“If book A is better than book B, I would choose book A even if it is more expensive,” he said.
Falkson said that the intermediate economics course at Cornell that he teaches is unique in its rigorousness and use of calculus. Accordingly, the textbook used for that course would not necessarily be the same one that is mass marketed to other schools, he said.
Falkson added that it is also important to judge a textbook on whether students would want to keep the book as a reference for other subsequent courses.
“The recent emergence and adoption of a number of viable open textbooks suggests that high-quality textbooks do not necessarily have to be expensive textbooks,” according to The Affordable Textbooks Campaign.
The campaign cited California Institute of Technology Professor R. Preston McAfee’s “Introduction to Economic Analysis,” as a successful open textbook that has been adopted at intermediate microeconomic courses at New York University and Harvard.
Some students at Cornell were enthusiastic about the possibility of free or cheap textbooks being used in classes, yet most were concerned about the quality of the open textbooks.
“If it’s affordable and easy to acquire that’s great,” said Ju Song ’11. “However, if the content is not exactly the same as the commercial textbook, I would be concerned.”
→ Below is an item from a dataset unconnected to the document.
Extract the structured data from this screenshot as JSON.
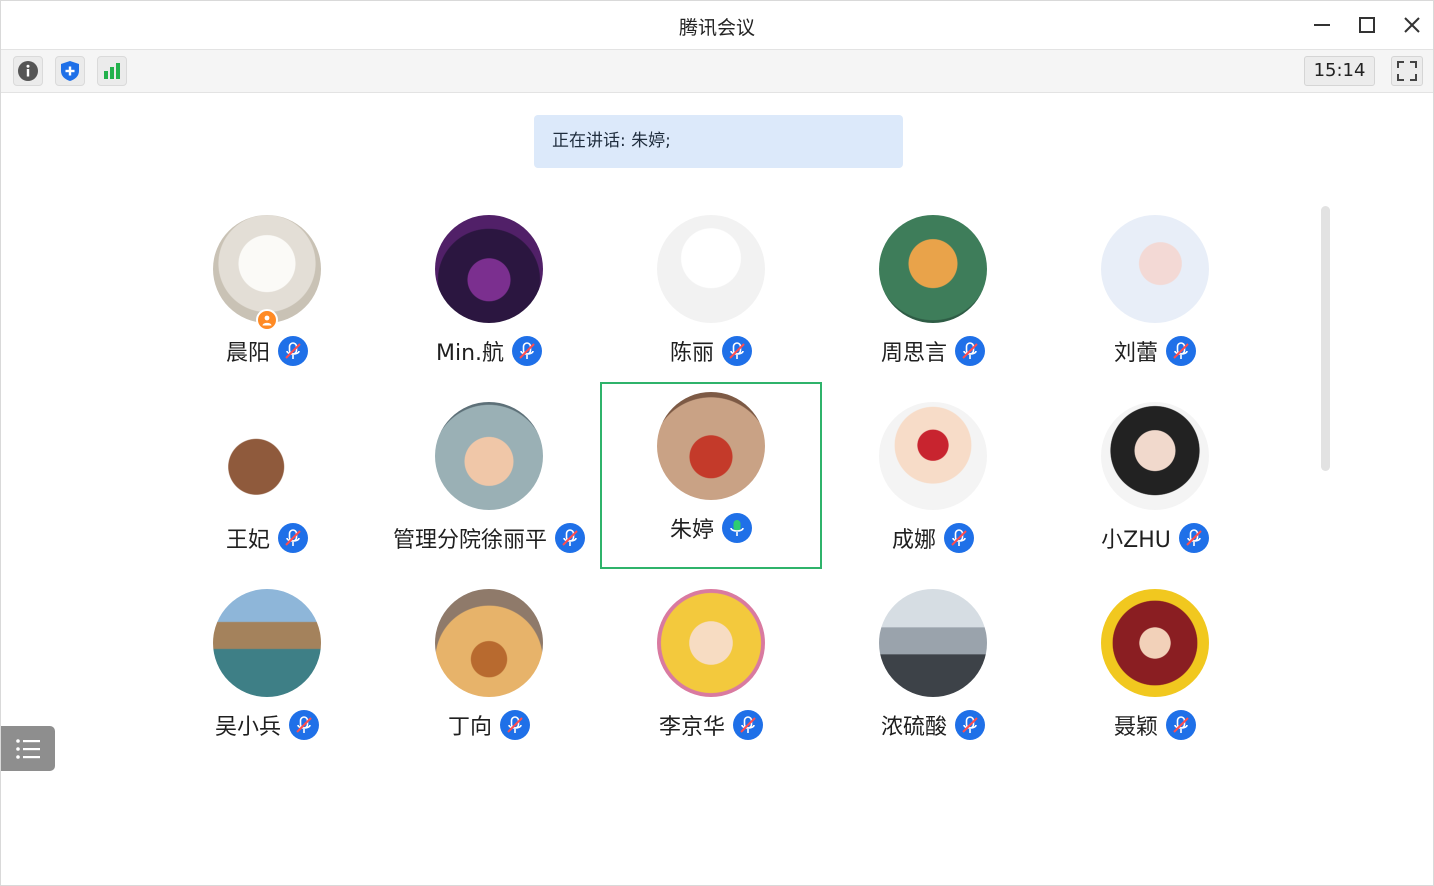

Song said, like many students, he always looks for opportunities to keep his textbook costs low. He said he shops at Kraftees, where books are often cheaper than the Cornell Store and also compares prices of his textbooks online.
Allen Back, senior lecturer in the mathematics department, said that while he is sympathetic to The Affordable Textbooks Campaign cause and the open source movement, he chose not to sign the declaration because he was not prepared to commit to open textbooks for his classes. He said the textbooks he uses for his introductory statistics class, for instance, are very good, and he knows of no alternatives that are qualitatively comparable.
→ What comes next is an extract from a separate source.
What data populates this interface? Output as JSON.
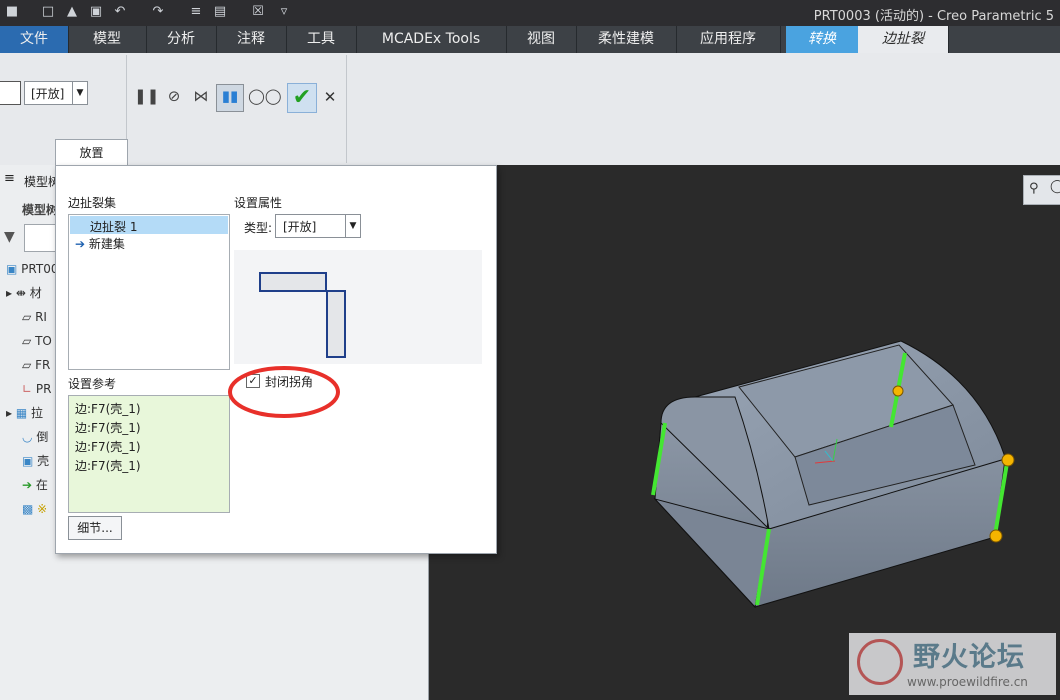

“I think we can readily produce open source materials that are good, but it may be that the conventional textbooks with armies of editors are better,” Back said. “However, it is unclear exactly where the cost-benefit trade-off is.” Back added that he would like more of the mathematical community, including the American Mathematical Society, to get behind the open source movement.
Back said that he thinks open source material is viable and exciting for the future, but some obstacles remain. “I think the biggest hurdle is that the quality of open source elementary material has not yet typically matched the commercially produced material.”